In addition, acute and convalescent serologic tests for Lyme disease are done if patients have been in a geographic area where ticks and Lyme disease are endemic.
For all patients, a chest x-ray is taken or CT is done and serum ACE is measured to check for sarcoidosis. Serum glucose is measured to check for diabetes. Viral titers are not helpful.
Prognosis for Facial Nerve Palsy
In idiopathic facial nerve palsy, the extent of nerve damage determines outcome. If some function remains, full recovery typically occurs within several months. Nerve conduction studies and electromyography are done to help predict outcome. The likelihood of complete recovery after total paralysis is 90% if nerve branches in the face retain normal excitability to supramaximal electrical stimulation and is only about 20% if electrical excitability is absent.
Regrowth of nerve fibers may be misdirected, innervating lower facial muscles with periocular fibers and vice versa. The result is contraction of unexpected muscles during voluntary facial movements (synkinesia) or crocodile tears during salivation. Chronic disuse of the facial muscles may lead to contractures.
Treatment of Facial Nerve Palsy
Protection for the cornea
Corticosteroids for idiopathic facial nerve palsy
Corneal drying must be prevented by frequent use of natural tears, isotonic saline, or methylcellulose drops and by intermittent use of tape or a patch to help close the eye, particularly during sleep. Tarsorrhaphy is occasionally required.
In idiopathic facial nerve palsy, corticosteroids, if begun within 48 hours after onset, result in faster and more complete recovery (1 Treatment reference Facial nerve (7th cranial nerve) palsy is often idiopathic (formerly called Bell palsy). Idiopathic facial nerve palsy is sudden, unilateral peripheral facial nerve palsy.

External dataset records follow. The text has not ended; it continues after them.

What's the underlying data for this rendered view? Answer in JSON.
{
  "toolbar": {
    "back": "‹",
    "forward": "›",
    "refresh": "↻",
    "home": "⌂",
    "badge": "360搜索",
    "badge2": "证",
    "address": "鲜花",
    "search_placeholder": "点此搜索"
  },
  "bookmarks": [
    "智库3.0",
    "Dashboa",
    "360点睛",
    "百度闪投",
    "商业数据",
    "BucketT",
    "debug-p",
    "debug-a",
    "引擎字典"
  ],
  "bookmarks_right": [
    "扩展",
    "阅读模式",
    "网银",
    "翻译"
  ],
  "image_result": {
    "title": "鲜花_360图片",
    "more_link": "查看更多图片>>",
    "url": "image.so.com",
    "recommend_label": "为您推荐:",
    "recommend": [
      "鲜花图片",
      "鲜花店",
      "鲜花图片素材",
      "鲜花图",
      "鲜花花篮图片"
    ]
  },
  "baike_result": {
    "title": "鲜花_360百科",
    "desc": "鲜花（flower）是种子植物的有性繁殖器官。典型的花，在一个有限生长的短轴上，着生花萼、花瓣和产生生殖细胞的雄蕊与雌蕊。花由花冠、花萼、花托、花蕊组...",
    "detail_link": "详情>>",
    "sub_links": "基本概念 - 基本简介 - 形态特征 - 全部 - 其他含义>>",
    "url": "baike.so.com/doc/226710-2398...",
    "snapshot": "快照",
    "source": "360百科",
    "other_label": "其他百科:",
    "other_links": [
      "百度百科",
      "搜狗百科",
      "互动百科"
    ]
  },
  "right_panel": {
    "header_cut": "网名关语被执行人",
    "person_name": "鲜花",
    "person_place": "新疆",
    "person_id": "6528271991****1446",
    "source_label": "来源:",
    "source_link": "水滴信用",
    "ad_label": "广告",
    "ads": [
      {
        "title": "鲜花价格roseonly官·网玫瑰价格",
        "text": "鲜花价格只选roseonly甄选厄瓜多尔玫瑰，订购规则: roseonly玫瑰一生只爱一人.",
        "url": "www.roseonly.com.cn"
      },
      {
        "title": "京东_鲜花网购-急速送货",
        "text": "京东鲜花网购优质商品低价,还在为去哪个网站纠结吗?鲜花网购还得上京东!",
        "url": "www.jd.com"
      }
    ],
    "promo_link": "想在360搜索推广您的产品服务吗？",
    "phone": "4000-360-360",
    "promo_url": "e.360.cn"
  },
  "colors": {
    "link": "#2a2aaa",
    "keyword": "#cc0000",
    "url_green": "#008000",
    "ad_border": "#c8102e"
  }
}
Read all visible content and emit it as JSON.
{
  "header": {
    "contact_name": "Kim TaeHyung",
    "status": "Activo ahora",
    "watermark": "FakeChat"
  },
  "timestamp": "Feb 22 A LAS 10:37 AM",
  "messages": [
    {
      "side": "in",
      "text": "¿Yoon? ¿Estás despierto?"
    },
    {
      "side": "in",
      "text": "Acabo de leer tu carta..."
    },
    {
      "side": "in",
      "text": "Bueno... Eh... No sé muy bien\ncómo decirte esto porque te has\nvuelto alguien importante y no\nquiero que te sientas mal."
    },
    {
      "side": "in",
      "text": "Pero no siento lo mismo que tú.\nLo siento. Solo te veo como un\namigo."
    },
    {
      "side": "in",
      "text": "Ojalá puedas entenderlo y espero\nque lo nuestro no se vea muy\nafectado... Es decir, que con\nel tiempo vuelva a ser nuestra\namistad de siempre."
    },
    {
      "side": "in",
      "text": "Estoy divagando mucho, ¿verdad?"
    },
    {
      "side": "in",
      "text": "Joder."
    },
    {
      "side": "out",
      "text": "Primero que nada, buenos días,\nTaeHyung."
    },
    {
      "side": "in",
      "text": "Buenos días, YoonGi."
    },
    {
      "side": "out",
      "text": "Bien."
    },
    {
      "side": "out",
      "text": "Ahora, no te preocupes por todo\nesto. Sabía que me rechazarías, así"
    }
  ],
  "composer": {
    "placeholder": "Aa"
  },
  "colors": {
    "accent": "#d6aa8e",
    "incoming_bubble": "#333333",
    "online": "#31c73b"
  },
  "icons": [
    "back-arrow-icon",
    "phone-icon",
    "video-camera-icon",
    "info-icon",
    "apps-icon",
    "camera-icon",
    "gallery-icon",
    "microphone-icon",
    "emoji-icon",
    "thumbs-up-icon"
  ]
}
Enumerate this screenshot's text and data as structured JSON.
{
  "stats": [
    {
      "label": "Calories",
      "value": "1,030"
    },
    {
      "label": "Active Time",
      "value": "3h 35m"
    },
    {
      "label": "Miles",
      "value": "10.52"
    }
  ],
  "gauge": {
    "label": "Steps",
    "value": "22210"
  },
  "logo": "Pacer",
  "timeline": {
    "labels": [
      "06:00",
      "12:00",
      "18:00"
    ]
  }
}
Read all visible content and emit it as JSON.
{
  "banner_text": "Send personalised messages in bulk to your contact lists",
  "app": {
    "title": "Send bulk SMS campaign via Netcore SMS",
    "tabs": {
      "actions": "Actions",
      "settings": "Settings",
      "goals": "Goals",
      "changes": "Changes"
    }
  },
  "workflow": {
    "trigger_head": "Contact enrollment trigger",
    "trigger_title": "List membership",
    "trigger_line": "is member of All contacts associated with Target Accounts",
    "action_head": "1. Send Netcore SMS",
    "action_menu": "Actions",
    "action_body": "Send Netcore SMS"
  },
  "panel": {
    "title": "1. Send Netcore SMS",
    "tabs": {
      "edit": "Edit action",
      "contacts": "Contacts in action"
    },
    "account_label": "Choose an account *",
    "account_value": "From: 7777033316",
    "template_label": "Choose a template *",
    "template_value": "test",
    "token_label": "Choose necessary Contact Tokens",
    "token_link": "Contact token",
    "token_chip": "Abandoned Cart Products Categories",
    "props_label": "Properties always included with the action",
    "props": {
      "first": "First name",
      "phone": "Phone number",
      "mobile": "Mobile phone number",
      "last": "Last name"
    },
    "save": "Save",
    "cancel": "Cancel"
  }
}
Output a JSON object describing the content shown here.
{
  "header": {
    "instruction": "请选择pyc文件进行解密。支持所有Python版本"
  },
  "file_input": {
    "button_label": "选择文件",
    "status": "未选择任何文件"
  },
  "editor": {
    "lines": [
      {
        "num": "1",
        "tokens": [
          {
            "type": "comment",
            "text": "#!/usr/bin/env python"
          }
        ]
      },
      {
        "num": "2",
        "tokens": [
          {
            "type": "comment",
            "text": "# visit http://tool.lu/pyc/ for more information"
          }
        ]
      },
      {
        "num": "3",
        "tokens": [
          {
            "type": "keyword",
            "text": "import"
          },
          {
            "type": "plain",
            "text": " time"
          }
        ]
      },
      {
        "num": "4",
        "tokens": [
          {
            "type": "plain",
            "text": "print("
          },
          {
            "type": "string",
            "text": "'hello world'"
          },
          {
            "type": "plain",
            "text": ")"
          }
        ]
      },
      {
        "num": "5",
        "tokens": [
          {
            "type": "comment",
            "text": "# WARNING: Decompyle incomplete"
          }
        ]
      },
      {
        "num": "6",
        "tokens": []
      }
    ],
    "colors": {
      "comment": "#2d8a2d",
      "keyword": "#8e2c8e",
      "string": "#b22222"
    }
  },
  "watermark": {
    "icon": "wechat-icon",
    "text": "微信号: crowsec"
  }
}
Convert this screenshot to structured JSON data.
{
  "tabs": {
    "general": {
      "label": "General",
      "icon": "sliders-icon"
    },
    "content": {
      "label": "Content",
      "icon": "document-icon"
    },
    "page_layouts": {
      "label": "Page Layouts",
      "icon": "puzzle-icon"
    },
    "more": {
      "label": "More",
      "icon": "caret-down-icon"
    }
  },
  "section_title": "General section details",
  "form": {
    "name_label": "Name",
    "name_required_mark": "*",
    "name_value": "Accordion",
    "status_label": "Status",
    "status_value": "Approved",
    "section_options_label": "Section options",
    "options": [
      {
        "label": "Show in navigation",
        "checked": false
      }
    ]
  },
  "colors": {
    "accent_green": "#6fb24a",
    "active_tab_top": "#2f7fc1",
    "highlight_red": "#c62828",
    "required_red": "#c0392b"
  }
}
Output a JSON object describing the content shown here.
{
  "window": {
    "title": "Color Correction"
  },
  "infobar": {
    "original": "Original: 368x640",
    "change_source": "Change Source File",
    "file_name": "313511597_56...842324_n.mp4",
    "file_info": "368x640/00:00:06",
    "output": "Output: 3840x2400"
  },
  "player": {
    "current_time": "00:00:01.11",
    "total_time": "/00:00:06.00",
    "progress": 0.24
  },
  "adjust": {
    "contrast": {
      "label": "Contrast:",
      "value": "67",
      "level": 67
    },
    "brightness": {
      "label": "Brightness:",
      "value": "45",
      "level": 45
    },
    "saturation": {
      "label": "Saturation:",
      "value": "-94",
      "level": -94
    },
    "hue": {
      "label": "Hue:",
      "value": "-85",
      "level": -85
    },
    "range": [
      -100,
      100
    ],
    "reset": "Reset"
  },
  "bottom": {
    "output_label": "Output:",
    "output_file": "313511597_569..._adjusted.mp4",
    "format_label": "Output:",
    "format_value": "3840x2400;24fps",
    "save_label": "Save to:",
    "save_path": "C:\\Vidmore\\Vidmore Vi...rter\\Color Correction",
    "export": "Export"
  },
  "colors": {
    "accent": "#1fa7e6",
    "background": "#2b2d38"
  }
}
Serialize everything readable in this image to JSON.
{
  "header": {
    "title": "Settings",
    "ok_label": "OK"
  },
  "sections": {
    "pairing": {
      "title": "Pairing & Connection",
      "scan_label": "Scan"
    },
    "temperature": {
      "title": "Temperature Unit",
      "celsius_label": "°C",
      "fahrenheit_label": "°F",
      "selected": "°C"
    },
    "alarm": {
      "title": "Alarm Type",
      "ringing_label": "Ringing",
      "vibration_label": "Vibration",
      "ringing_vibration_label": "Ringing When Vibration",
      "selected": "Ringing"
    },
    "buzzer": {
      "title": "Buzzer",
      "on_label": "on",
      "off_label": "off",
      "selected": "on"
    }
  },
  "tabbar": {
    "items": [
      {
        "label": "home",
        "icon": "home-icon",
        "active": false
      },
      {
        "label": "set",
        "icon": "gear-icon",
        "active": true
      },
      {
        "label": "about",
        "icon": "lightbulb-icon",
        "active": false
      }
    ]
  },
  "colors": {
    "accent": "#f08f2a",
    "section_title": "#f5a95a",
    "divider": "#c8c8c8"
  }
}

Symptoms of facial... read more ). Prednisone 60 to 80 mg orally once a day is given for 1 week, then decreased gradually over the 2nd week.
Antiviral drugs effective against herpes simplex virus (eg, valacyclovir 1 g orally 3 times a day for 7 to 10 days, famciclovir 500 mg orally 3 times a day for 5 to 10 days, acyclovir 400 mg orally 5 times a day for 10 days) have been prescribed, but recent data suggest that antiviral drugs provide no benefit (1 Treatment reference Facial nerve (7th cranial nerve) palsy is often idiopathic (formerly called Bell palsy). Idiopathic facial nerve palsy is sudden, unilateral peripheral facial nerve palsy. Symptoms of facial... read more ).
In facial nerve palsy, patients cannot move the upper and lower part of their face on one side; in contrast, central facial nerve lesions (eg, due to stroke) affect primarily the lower face.
Evidence that the mechanism for what was previously thought to be idiopathic facial nerve palsy is increasingly implicating herpes viruses.
Diagnosis is clinical, but if onset is not clearly acute, MRI should be done.
If given early, corticosteroids are helpful for idiopathic facial nerve palsy; antivirals probably provide no benefit.